### SOURCE MATERIAL ###

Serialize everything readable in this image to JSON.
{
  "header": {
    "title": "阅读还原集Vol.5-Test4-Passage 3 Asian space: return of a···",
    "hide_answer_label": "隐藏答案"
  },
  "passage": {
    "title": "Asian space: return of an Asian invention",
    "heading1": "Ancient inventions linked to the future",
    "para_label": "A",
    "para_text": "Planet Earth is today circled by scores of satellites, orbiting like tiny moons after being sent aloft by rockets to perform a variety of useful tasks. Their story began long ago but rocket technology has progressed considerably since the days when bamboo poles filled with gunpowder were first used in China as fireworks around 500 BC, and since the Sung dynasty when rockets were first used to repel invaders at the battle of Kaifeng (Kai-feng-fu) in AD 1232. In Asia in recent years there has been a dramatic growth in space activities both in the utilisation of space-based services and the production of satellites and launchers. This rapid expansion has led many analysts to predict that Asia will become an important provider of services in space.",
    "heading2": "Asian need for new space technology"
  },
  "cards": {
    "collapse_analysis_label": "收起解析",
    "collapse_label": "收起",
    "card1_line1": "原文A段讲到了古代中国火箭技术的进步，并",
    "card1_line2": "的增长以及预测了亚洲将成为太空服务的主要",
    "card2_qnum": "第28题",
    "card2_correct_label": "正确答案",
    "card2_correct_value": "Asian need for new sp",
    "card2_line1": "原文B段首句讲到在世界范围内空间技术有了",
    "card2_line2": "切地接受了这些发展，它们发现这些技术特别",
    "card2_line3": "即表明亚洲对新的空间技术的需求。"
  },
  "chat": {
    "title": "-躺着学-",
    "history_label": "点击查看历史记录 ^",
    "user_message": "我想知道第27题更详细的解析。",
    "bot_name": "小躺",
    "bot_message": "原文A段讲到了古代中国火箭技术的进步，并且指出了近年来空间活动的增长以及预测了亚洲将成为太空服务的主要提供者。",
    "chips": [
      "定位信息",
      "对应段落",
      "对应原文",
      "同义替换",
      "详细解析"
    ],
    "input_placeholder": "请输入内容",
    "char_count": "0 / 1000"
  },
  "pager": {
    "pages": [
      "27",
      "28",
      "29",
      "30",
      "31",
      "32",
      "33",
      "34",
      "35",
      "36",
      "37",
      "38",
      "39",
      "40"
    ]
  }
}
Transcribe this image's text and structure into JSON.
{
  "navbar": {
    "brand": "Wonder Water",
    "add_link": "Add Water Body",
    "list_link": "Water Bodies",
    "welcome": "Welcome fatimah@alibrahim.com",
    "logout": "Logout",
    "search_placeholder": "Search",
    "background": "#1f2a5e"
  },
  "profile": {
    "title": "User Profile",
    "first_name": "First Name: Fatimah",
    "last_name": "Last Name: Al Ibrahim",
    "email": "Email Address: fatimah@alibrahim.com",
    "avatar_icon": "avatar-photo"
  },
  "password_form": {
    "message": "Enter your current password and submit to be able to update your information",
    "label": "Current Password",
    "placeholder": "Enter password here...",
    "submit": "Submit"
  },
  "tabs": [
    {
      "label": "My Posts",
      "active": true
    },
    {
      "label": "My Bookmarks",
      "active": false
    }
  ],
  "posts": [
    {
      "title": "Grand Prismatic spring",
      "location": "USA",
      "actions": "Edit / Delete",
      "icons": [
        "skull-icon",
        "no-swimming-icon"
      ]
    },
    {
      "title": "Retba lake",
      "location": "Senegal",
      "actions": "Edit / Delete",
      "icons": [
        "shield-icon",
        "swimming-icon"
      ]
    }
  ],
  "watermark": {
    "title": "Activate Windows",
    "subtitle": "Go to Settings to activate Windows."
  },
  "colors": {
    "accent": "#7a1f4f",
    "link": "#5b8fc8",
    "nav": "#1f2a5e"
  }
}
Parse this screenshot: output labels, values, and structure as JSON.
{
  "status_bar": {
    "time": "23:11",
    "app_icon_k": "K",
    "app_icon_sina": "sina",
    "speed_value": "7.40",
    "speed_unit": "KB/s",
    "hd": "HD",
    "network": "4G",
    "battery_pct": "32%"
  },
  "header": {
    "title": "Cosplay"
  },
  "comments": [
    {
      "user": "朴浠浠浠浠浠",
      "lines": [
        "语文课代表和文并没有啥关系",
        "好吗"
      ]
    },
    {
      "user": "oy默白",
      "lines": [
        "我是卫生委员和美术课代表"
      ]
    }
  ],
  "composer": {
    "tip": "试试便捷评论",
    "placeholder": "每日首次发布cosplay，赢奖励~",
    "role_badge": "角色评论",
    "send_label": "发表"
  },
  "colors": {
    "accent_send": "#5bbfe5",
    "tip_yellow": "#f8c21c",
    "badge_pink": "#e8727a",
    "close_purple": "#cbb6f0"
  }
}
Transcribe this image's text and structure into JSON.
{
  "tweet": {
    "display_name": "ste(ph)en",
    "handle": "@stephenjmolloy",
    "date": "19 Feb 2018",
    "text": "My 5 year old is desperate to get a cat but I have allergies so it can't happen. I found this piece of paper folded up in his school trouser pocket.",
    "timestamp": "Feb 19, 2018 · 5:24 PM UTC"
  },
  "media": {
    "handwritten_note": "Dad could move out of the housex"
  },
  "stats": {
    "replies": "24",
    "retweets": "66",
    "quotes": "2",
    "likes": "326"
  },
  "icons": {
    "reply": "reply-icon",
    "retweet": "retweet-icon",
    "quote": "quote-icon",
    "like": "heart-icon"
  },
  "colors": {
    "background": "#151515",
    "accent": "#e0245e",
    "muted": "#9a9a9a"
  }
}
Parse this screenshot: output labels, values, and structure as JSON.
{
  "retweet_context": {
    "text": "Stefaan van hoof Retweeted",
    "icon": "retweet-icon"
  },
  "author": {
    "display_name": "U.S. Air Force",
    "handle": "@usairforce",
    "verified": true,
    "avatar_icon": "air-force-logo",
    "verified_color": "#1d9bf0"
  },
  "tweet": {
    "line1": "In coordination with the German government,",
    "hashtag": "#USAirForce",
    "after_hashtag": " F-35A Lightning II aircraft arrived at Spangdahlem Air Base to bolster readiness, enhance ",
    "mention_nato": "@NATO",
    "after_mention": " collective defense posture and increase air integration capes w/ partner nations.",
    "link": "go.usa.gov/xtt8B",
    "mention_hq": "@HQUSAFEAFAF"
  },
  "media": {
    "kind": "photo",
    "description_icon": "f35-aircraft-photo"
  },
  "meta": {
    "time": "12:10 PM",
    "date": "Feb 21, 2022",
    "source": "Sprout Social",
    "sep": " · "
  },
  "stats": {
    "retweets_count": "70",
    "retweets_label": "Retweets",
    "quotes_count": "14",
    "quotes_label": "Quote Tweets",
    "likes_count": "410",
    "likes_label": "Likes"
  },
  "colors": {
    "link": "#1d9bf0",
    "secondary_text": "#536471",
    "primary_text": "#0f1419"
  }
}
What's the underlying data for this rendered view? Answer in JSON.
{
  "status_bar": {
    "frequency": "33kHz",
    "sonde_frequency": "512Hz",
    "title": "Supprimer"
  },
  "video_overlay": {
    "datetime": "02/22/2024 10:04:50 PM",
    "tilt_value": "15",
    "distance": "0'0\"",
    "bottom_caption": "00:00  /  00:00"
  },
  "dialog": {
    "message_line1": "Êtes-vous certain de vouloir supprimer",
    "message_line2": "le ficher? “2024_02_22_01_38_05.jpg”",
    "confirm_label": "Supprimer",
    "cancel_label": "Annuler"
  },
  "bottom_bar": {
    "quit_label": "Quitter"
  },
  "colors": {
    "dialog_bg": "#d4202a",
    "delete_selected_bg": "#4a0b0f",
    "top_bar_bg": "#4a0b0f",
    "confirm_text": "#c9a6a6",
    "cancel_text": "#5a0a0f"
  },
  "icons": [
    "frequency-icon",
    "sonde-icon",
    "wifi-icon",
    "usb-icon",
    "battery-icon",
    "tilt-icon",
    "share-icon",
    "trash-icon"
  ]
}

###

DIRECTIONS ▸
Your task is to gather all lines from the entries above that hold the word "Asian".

ANSWER SECTION ▸
    "title": "阅读还原集Vol.5-Test4-Passage 3 Asian space: return of a···",
    "title": "Asian space: return of an Asian invention",
    "heading2": "Asian need for new space technology"
    "card2_correct_value": "Asian need for new sp",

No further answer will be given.